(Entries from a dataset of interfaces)
——————

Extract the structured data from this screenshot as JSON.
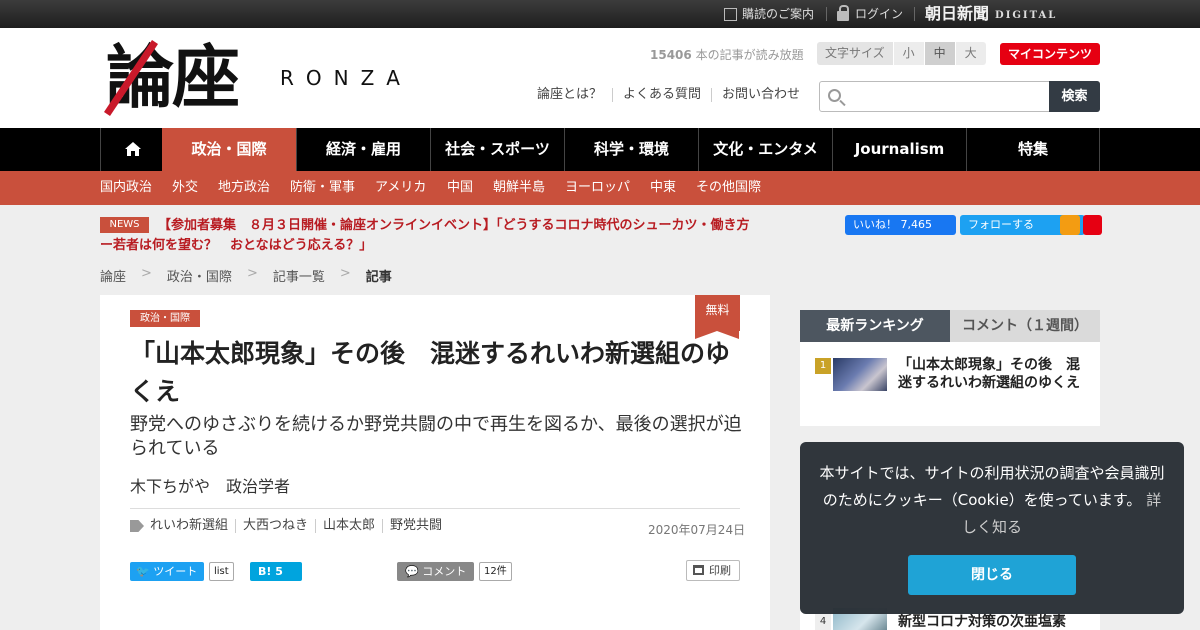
{
  "topbar": {
    "subscribe": "購読のご案内",
    "login": "ログイン",
    "asahi_logo": "朝日新聞",
    "digital": "DIGITAL"
  },
  "header": {
    "logo_kanji": "論座",
    "logo_roman": "RONZA",
    "read_count": "15406",
    "read_count_suffix": "本の記事が読み放題",
    "font_size_label": "文字サイズ",
    "font_sizes": [
      "小",
      "中",
      "大"
    ],
    "font_size_selected": "中",
    "my_content": "マイコンテンツ",
    "links": [
      "論座とは？",
      "よくある質問",
      "お問い合わせ"
    ],
    "search_placeholder": "",
    "search_button": "検索"
  },
  "nav": {
    "tabs": [
      "政治・国際",
      "経済・雇用",
      "社会・スポーツ",
      "科学・環境",
      "文化・エンタメ",
      "Journalism",
      "特集"
    ],
    "active": "政治・国際",
    "subnav": [
      "国内政治",
      "外交",
      "地方政治",
      "防衛・軍事",
      "アメリカ",
      "中国",
      "朝鮮半島",
      "ヨーロッパ",
      "中東",
      "その他国際"
    ]
  },
  "news": {
    "badge": "NEWS",
    "text": "【参加者募集　８月３日開催・論座オンラインイベント】「どうするコロナ時代のシューカツ・働き方ー若者は何を望む？　おとなはどう応える？」"
  },
  "social": {
    "fb_like": "いいね！",
    "fb_count": "7,465",
    "tw_follow": "フォローする"
  },
  "breadcrumb": [
    "論座",
    "政治・国際",
    "記事一覧",
    "記事"
  ],
  "article": {
    "category": "政治・国際",
    "free_badge": "無料",
    "title": "「山本太郎現象」その後　混迷するれいわ新選組のゆくえ",
    "subtitle": "野党へのゆさぶりを続けるか野党共闘の中で再生を図るか、最後の選択が迫られている",
    "author": "木下ちがや　政治学者",
    "tags": [
      "れいわ新選組",
      "大西つねき",
      "山本太郎",
      "野党共闘"
    ],
    "date": "2020年07月24日",
    "tweet": "ツイート",
    "tweet_list": "list",
    "hatena": "B!",
    "hatena_count": "5",
    "comment": "コメント",
    "comment_count": "12件",
    "print": "印刷"
  },
  "sidebar": {
    "tab_ranking": "最新ランキング",
    "tab_comment": "コメント（１週間）",
    "items": [
      {
        "rank": "1",
        "title": "「山本太郎現象」その後　混迷するれいわ新選組のゆくえ"
      },
      {
        "rank": "4",
        "title": "新型コロナ対策の次亜塩素"
      }
    ]
  },
  "cookie": {
    "text": "本サイトでは、サイトの利用状況の調査や会員識別のためにクッキー（Cookie）を使っています。",
    "more": "詳しく知る",
    "close": "閉じる"
  }
}
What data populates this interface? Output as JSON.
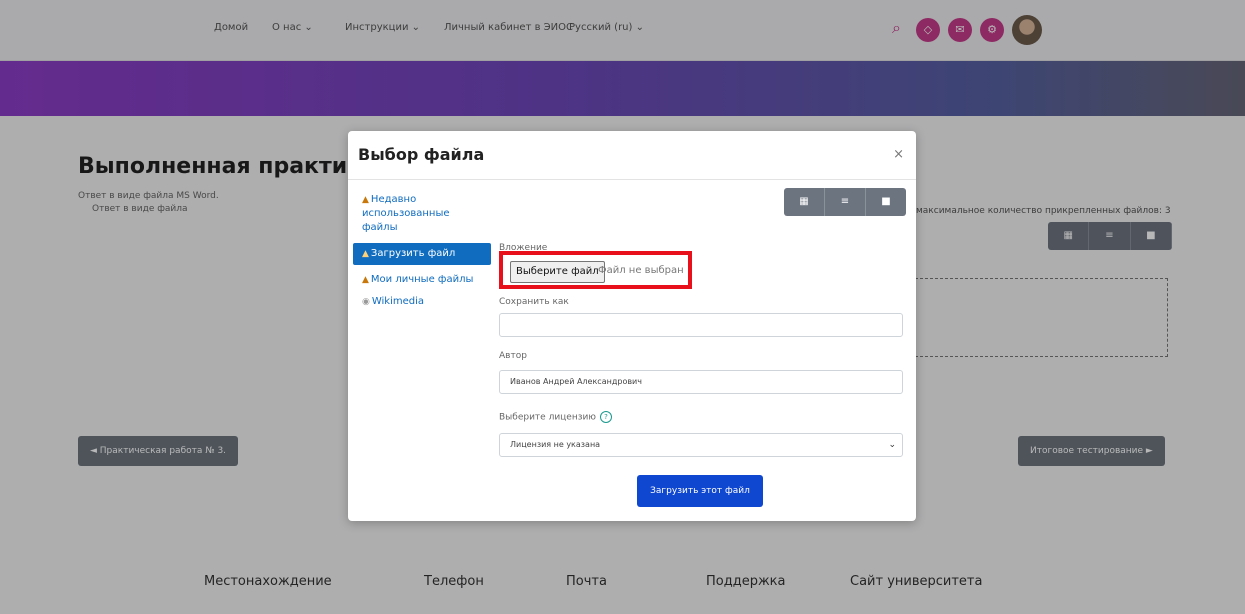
{
  "nav": {
    "home": "Домой",
    "about": "О нас ⌄",
    "instructions": "Инструкции ⌄",
    "cabinet": "Личный кабинет в ЭИОС",
    "language": "Русский (ru) ⌄"
  },
  "page": {
    "title": "Выполненная практическая",
    "sub1": "Ответ в виде файла MS Word.",
    "sub2": "Ответ в виде файла",
    "max_files": "максимальное количество прикрепленных файлов: 3",
    "prev_button": "◄ Практическая работа № 3.",
    "next_button": "Итоговое тестирование ►"
  },
  "footer": {
    "location": "Местонахождение",
    "phone": "Телефон",
    "mail": "Почта",
    "support": "Поддержка",
    "site": "Сайт университета"
  },
  "modal": {
    "title": "Выбор файла",
    "close": "×",
    "repos": [
      {
        "label": "Недавно использованные файлы"
      },
      {
        "label": "Загрузить файл"
      },
      {
        "label": "Мои личные файлы"
      },
      {
        "label": "Wikimedia"
      }
    ],
    "attachment_label": "Вложение",
    "choose_file": "Выберите файл",
    "no_file": "Файл не выбран",
    "save_as_label": "Сохранить как",
    "save_as_value": "",
    "author_label": "Автор",
    "author_value": "Иванов Андрей Александрович",
    "license_label": "Выберите лицензию",
    "license_value": "Лицензия не указана",
    "upload_button": "Загрузить этот файл"
  },
  "colors": {
    "accent": "#0f6cbf",
    "upload_button": "#0f47d1",
    "highlight_box": "#e8101a",
    "nav_icons": "#c53b8a"
  }
}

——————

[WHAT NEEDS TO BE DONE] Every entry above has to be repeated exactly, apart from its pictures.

[THE COMPLETED TASK]
Extract the structured data from this screenshot as JSON.
{
  "topbar": {
    "subscribe": "購読のご案内",
    "login": "ログイン",
    "asahi_logo": "朝日新聞",
    "digital": "DIGITAL"
  },
  "header": {
    "logo_kanji": "論座",
    "logo_roman": "RONZA",
    "read_count": "15406",
    "read_count_suffix": "本の記事が読み放題",
    "font_size_label": "文字サイズ",
    "font_sizes": [
      "小",
      "中",
      "大"
    ],
    "font_size_selected": "中",
    "my_content": "マイコンテンツ",
    "links": [
      "論座とは？",
      "よくある質問",
      "お問い合わせ"
    ],
    "search_placeholder": "",
    "search_button": "検索"
  },
  "nav": {
    "tabs": [
      "政治・国際",
      "経済・雇用",
      "社会・スポーツ",
      "科学・環境",
      "文化・エンタメ",
      "Journalism",
      "特集"
    ],
    "active": "政治・国際",
    "subnav": [
      "国内政治",
      "外交",
      "地方政治",
      "防衛・軍事",
      "アメリカ",
      "中国",
      "朝鮮半島",
      "ヨーロッパ",
      "中東",
      "その他国際"
    ]
  },
  "news": {
    "badge": "NEWS",
    "text": "【参加者募集　８月３日開催・論座オンラインイベント】「どうするコロナ時代のシューカツ・働き方ー若者は何を望む？　おとなはどう応える？」"
  },
  "social": {
    "fb_like": "いいね！",
    "fb_count": "7,465",
    "tw_follow": "フォローする"
  },
  "breadcrumb": [
    "論座",
    "政治・国際",
    "記事一覧",
    "記事"
  ],
  "article": {
    "category": "政治・国際",
    "free_badge": "無料",
    "title": "「山本太郎現象」その後　混迷するれいわ新選組のゆくえ",
    "subtitle": "野党へのゆさぶりを続けるか野党共闘の中で再生を図るか、最後の選択が迫られている",
    "author": "木下ちがや　政治学者",
    "tags": [
      "れいわ新選組",
      "大西つねき",
      "山本太郎",
      "野党共闘"
    ],
    "date": "2020年07月24日",
    "tweet": "ツイート",
    "tweet_list": "list",
    "hatena": "B!",
    "hatena_count": "5",
    "comment": "コメント",
    "comment_count": "12件",
    "print": "印刷"
  },
  "sidebar": {
    "tab_ranking": "最新ランキング",
    "tab_comment": "コメント（１週間）",
    "items": [
      {
        "rank": "1",
        "title": "「山本太郎現象」その後　混迷するれいわ新選組のゆくえ"
      },
      {
        "rank": "4",
        "title": "新型コロナ対策の次亜塩素"
      }
    ]
  },
  "cookie": {
    "text": "本サイトでは、サイトの利用状況の調査や会員識別のためにクッキー（Cookie）を使っています。",
    "more": "詳しく知る",
    "close": "閉じる"
  }
}
What data populates this interface? Output as JSON.
{
  "nav": {
    "home": "Домой",
    "about": "О нас ⌄",
    "instructions": "Инструкции ⌄",
    "cabinet": "Личный кабинет в ЭИОС",
    "language": "Русский (ru) ⌄"
  },
  "page": {
    "title": "Выполненная практическая",
    "sub1": "Ответ в виде файла MS Word.",
    "sub2": "Ответ в виде файла",
    "max_files": "максимальное количество прикрепленных файлов: 3",
    "prev_button": "◄ Практическая работа № 3.",
    "next_button": "Итоговое тестирование ►"
  },
  "footer": {
    "location": "Местонахождение",
    "phone": "Телефон",
    "mail": "Почта",
    "support": "Поддержка",
    "site": "Сайт университета"
  },
  "modal": {
    "title": "Выбор файла",
    "close": "×",
    "repos": [
      {
        "label": "Недавно использованные файлы"
      },
      {
        "label": "Загрузить файл"
      },
      {
        "label": "Мои личные файлы"
      },
      {
        "label": "Wikimedia"
      }
    ],
    "attachment_label": "Вложение",
    "choose_file": "Выберите файл",
    "no_file": "Файл не выбран",
    "save_as_label": "Сохранить как",
    "save_as_value": "",
    "author_label": "Автор",
    "author_value": "Иванов Андрей Александрович",
    "license_label": "Выберите лицензию",
    "license_value": "Лицензия не указана",
    "upload_button": "Загрузить этот файл"
  },
  "colors": {
    "accent": "#0f6cbf",
    "upload_button": "#0f47d1",
    "highlight_box": "#e8101a",
    "nav_icons": "#c53b8a"
  }
}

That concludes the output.